[Opening Study material section]

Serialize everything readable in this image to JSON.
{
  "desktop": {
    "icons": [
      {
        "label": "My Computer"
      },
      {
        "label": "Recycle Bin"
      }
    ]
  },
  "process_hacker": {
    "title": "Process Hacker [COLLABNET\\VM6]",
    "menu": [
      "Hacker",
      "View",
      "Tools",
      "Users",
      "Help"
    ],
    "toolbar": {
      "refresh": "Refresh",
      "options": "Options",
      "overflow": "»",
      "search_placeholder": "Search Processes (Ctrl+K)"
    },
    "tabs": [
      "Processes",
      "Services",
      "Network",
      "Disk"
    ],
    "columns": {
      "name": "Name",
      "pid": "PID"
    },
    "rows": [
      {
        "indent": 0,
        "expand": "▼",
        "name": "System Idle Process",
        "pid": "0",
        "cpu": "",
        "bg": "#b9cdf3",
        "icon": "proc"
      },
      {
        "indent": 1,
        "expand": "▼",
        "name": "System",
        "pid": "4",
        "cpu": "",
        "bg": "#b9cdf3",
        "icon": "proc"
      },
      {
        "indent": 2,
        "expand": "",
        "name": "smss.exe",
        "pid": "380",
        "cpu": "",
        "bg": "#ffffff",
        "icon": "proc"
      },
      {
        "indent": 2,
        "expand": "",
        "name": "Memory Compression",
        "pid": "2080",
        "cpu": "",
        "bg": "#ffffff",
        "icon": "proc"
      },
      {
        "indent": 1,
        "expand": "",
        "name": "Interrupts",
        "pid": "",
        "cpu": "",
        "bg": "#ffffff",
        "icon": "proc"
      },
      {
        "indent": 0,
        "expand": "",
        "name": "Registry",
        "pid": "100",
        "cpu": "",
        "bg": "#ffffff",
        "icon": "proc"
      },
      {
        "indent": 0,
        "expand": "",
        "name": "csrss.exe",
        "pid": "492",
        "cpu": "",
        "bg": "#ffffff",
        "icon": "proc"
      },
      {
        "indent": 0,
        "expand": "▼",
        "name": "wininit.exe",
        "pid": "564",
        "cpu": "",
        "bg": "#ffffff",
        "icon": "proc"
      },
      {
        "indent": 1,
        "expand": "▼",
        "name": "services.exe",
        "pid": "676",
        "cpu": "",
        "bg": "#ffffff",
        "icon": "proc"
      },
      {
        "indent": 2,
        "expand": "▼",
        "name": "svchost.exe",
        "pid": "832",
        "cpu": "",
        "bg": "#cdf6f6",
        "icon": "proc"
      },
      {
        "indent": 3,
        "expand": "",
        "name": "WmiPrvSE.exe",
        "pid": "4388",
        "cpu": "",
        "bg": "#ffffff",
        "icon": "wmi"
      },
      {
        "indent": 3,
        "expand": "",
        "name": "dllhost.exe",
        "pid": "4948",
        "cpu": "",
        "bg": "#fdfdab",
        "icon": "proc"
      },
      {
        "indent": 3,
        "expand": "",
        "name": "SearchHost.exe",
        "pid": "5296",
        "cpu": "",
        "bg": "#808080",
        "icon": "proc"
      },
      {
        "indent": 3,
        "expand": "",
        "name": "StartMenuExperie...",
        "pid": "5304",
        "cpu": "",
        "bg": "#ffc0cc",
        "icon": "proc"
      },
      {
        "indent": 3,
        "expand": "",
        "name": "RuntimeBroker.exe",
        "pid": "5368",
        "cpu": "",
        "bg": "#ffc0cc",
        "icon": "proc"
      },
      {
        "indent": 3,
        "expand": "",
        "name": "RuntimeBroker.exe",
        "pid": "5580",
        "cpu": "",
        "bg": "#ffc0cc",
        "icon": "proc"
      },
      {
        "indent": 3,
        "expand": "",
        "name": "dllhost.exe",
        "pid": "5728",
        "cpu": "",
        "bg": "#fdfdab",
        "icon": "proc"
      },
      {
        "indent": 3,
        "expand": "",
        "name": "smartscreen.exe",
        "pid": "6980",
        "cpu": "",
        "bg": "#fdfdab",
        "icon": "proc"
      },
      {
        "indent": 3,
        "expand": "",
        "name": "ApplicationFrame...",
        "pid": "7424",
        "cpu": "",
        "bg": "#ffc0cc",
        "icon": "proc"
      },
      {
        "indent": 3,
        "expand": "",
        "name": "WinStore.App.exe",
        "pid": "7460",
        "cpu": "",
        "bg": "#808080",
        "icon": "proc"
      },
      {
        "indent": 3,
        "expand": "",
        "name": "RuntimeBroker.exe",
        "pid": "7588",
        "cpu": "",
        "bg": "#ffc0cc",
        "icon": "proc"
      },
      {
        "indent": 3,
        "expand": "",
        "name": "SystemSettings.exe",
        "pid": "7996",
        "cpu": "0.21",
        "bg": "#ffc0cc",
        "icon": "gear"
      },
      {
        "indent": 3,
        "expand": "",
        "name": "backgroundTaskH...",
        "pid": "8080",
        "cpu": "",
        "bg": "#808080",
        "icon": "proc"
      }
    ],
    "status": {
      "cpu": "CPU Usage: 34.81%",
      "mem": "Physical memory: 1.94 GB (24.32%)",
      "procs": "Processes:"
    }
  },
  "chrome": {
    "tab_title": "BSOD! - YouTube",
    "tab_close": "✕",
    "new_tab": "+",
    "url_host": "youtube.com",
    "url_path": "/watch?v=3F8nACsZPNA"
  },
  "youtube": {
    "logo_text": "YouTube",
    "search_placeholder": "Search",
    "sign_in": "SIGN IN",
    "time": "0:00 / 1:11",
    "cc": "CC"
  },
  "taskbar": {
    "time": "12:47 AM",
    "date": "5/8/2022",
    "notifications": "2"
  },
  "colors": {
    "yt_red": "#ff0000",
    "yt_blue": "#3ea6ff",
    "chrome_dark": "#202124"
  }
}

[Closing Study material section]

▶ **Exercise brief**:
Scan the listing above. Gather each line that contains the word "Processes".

▶ **Task response**:
      "search_placeholder": "Search Processes (Ctrl+K)"
      "Processes",
      "procs": "Processes:"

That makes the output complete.